Beijing Opera has enjoyed something of a revival, although its wailing and clanging aren't for everyone (kind of like Western opera, perhaps). Like so much of Chinese traditional culture, it's highly stylized, with dress, movement and even face paint taking on symbolic meaning.
If you go to a performance, you have a choice between a tourist-oriented, cut-down version, or the real deal. If you're going to go there at all, try a full performance: let it wash over you and enjoy the exquisite precision of the movement. Be warned, it's loud!

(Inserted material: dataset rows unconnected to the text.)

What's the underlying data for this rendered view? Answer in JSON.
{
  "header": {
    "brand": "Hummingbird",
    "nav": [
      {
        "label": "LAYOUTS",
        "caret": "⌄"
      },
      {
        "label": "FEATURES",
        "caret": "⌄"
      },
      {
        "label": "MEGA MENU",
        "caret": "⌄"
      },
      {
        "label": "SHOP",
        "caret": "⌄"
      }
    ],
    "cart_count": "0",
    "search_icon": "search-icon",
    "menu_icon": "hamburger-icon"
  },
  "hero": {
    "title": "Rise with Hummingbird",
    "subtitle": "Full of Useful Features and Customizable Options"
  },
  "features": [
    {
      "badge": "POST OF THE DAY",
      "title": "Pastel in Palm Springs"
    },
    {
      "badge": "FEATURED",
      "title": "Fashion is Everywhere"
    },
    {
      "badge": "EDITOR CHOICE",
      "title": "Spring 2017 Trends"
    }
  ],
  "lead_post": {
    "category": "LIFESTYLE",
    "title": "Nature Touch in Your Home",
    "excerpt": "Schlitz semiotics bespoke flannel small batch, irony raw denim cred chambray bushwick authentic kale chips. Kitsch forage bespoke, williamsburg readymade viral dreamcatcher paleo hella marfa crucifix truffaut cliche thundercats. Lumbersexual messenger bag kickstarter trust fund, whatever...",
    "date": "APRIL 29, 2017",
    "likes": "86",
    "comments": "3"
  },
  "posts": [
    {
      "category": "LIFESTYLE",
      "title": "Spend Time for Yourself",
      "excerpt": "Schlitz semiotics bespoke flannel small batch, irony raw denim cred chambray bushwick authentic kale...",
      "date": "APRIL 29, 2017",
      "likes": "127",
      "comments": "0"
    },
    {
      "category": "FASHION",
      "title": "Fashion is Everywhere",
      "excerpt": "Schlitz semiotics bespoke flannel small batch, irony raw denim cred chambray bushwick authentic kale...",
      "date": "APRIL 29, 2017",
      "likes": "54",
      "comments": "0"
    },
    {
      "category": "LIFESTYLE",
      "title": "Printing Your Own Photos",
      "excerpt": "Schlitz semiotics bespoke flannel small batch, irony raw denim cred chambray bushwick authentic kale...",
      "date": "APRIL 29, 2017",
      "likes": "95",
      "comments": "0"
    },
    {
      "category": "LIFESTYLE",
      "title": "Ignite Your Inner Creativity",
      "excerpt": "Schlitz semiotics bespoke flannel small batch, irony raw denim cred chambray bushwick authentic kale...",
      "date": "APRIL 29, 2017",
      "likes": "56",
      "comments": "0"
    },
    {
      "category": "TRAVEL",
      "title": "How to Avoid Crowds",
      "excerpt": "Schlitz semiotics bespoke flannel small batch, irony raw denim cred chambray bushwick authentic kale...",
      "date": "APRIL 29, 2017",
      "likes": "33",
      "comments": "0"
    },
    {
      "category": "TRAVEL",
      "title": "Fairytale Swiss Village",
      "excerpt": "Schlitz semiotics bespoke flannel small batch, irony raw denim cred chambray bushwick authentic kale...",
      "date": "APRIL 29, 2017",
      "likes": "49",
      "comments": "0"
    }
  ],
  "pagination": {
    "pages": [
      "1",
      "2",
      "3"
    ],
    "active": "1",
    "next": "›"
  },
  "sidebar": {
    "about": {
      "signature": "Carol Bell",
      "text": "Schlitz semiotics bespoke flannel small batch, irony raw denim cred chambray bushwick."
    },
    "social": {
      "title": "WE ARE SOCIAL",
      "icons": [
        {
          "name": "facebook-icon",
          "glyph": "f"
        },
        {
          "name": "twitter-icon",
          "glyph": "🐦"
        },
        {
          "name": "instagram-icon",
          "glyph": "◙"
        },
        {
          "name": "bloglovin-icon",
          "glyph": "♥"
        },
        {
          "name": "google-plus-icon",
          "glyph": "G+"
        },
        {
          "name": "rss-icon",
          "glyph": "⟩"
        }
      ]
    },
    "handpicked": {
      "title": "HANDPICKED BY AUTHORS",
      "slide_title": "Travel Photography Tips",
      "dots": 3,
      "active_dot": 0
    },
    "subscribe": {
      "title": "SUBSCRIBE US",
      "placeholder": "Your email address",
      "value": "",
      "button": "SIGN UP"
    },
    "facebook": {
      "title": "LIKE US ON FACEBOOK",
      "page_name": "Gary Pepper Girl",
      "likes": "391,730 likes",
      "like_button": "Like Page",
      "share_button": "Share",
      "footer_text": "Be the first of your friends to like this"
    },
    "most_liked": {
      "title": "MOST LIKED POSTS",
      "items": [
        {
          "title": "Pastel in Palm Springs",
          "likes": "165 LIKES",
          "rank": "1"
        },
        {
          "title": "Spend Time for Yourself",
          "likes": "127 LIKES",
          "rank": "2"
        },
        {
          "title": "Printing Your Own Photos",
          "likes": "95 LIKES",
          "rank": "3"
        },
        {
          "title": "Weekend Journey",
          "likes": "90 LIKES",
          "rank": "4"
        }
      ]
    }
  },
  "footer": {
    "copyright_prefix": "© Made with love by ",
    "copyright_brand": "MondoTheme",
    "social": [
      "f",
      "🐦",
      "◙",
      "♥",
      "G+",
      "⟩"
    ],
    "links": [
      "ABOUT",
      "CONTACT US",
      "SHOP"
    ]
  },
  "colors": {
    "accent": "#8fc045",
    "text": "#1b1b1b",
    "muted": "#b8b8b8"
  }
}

If you want to take in a quick dose of Beijing Opera, one pitched more at tourists, try the Liyuan Theatre, inside the Qianmen Jianguo Hotel (take Line 2 of the subway to the Hepingmen stop, then walk south for about 10 minutes).
If you want something more traditional, check out the Huguang Guild Hall, located just nearby on Hufang Lu.
Tours & Tickets
On this private tour of Beijing, experience unique cultural activities and locales that present a diverse mix of Chinese culture. Discover the wonderful form ... Read more
Duration: 5 hours (approx.)